→ Exercise prompt: This exercise calls for copying every line below that holds the word "Tillåt".

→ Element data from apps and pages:
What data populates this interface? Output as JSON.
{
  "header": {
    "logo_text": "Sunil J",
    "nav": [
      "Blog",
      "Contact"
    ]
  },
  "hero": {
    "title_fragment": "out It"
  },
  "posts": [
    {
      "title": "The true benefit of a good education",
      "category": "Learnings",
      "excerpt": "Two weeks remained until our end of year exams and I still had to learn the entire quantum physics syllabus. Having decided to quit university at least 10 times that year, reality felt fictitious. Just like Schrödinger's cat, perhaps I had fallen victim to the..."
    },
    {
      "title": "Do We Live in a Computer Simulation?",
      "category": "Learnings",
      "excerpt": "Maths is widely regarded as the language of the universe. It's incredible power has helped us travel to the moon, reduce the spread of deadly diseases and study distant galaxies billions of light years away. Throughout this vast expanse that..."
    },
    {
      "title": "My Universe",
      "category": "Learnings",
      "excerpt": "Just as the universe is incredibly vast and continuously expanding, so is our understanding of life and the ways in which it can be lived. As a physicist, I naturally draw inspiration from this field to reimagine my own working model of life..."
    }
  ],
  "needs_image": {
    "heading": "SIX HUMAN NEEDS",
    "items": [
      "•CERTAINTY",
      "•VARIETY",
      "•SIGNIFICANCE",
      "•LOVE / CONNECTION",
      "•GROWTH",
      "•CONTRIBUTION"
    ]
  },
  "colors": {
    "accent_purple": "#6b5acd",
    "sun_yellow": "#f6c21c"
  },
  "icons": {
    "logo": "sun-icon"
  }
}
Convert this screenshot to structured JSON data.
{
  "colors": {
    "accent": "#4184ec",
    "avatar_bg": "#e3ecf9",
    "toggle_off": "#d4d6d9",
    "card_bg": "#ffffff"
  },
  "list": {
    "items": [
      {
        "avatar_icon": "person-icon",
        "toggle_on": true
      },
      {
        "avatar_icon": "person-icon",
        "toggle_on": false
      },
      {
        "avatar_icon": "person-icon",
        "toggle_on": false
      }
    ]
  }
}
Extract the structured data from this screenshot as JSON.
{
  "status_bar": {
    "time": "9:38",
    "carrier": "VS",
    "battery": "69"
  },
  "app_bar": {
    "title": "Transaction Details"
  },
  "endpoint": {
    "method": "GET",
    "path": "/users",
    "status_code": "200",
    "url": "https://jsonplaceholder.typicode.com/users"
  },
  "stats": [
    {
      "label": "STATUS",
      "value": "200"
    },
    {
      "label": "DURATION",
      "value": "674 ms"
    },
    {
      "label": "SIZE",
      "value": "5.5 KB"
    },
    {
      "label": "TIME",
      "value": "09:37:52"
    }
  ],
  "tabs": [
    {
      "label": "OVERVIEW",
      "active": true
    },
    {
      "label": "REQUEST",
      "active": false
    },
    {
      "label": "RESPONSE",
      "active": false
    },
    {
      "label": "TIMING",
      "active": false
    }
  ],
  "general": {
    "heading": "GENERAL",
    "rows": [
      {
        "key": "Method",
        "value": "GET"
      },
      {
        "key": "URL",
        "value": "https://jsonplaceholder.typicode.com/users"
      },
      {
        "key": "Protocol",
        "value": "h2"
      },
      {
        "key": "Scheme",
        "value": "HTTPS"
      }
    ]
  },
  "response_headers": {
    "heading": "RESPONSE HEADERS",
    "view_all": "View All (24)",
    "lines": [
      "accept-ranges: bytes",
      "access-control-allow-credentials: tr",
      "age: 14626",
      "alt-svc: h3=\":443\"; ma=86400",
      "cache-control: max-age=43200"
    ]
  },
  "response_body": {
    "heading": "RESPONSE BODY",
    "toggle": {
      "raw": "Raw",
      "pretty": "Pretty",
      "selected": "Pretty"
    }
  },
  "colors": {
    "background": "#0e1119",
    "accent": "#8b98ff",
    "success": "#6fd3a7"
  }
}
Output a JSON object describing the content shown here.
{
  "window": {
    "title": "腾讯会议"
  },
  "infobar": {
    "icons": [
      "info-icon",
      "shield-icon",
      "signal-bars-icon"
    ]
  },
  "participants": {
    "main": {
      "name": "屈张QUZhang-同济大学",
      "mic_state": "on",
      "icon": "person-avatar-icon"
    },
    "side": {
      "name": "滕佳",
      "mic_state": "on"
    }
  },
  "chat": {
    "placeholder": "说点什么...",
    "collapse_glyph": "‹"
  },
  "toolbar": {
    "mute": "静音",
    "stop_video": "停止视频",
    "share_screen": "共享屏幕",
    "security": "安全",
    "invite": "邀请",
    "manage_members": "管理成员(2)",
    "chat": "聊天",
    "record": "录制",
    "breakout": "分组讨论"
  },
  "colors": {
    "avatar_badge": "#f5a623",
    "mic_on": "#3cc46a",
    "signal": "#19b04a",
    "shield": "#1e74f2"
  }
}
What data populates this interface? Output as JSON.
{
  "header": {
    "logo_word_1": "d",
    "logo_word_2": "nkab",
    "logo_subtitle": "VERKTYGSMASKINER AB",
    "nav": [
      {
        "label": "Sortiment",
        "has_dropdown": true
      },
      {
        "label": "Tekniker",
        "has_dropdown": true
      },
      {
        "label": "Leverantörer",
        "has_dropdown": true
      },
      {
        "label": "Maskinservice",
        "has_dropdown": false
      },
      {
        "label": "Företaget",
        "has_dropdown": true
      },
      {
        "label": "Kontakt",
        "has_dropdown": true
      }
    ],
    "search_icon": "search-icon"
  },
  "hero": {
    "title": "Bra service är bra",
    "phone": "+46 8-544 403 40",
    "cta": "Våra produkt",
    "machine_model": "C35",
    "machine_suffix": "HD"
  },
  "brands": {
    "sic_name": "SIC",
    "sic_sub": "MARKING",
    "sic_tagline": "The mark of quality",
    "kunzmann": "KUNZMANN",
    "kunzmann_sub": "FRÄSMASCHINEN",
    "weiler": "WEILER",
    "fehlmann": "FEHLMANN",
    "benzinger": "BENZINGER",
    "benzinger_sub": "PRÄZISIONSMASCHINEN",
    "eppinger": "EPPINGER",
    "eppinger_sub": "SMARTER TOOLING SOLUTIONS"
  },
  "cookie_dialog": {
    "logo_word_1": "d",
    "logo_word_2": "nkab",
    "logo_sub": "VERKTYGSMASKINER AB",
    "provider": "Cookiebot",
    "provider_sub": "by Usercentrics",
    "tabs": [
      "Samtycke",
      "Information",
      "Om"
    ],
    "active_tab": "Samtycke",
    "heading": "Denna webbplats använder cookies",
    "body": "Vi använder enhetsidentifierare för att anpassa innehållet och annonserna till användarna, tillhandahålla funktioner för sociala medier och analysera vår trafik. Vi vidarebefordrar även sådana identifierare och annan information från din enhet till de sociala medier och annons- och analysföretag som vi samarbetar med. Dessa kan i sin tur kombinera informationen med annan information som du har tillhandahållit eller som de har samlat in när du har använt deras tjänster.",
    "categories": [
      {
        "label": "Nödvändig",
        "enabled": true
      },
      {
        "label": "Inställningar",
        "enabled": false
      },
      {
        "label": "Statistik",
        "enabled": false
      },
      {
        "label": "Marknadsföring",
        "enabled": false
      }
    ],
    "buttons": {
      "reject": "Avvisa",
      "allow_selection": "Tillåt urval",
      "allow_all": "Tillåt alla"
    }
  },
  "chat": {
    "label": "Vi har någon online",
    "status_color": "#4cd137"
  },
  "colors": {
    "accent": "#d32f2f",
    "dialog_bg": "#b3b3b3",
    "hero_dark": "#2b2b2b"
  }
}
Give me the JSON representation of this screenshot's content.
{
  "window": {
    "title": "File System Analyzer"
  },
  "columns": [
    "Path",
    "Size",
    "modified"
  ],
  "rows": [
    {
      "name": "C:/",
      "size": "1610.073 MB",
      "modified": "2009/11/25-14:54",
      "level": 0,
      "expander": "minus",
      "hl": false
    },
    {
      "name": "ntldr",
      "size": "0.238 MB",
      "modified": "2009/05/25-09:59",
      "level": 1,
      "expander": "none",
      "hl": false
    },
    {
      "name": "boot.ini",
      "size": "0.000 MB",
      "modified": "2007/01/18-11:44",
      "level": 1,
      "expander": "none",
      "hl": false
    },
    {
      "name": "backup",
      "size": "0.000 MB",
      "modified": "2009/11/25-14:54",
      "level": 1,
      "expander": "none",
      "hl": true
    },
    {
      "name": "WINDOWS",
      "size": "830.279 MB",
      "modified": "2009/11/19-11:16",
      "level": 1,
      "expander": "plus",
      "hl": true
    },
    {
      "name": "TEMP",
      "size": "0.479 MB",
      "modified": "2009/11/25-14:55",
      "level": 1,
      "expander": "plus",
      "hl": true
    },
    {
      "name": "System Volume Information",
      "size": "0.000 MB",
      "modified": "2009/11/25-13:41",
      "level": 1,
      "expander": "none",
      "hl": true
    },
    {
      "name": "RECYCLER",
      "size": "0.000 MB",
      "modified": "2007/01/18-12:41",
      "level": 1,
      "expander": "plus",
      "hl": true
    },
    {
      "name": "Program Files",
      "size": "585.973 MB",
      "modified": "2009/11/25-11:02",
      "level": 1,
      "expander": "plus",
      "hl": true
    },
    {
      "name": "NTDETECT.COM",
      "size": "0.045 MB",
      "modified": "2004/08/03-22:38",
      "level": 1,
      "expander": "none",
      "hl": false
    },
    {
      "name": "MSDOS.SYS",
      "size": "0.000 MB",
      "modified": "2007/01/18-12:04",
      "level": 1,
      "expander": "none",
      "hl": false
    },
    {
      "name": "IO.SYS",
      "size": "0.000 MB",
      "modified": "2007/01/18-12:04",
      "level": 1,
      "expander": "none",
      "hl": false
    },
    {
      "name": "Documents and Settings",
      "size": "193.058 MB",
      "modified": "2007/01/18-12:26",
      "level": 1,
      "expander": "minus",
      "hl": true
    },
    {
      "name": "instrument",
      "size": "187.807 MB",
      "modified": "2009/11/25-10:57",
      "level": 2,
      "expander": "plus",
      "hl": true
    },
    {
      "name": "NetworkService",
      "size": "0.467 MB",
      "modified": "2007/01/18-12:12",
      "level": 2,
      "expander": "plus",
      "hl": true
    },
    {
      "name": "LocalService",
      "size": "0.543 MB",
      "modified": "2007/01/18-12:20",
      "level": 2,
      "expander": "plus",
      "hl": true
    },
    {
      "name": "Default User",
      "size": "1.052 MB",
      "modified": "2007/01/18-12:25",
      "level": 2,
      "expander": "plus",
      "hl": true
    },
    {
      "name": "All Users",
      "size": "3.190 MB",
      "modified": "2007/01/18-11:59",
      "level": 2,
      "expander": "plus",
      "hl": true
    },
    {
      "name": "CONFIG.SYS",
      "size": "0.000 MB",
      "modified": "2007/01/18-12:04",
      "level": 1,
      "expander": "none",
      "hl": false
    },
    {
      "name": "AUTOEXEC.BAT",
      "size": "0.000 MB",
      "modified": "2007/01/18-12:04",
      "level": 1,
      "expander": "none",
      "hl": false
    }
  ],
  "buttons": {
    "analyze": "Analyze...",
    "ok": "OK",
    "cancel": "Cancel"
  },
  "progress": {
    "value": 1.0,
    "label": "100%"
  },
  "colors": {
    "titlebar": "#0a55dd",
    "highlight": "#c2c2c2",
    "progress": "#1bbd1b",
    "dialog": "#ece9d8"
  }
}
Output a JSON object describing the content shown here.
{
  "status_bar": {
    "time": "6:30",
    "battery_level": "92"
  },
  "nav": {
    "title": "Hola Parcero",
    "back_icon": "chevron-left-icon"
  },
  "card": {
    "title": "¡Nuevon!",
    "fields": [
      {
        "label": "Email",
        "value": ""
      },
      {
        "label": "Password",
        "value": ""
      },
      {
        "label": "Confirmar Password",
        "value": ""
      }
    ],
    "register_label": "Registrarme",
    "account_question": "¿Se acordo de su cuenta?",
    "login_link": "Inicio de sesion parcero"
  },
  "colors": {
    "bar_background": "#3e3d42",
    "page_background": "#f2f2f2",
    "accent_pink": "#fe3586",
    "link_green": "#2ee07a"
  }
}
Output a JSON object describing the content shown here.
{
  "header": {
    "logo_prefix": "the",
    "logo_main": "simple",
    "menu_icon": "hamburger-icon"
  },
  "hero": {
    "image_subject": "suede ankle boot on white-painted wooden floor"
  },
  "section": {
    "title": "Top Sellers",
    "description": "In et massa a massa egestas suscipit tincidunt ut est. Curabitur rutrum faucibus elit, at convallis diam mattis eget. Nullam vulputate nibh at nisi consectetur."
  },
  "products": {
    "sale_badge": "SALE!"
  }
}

→ Solution to this problem:
      "allow_selection": "Tillåt urval",
      "allow_all": "Tillåt alla"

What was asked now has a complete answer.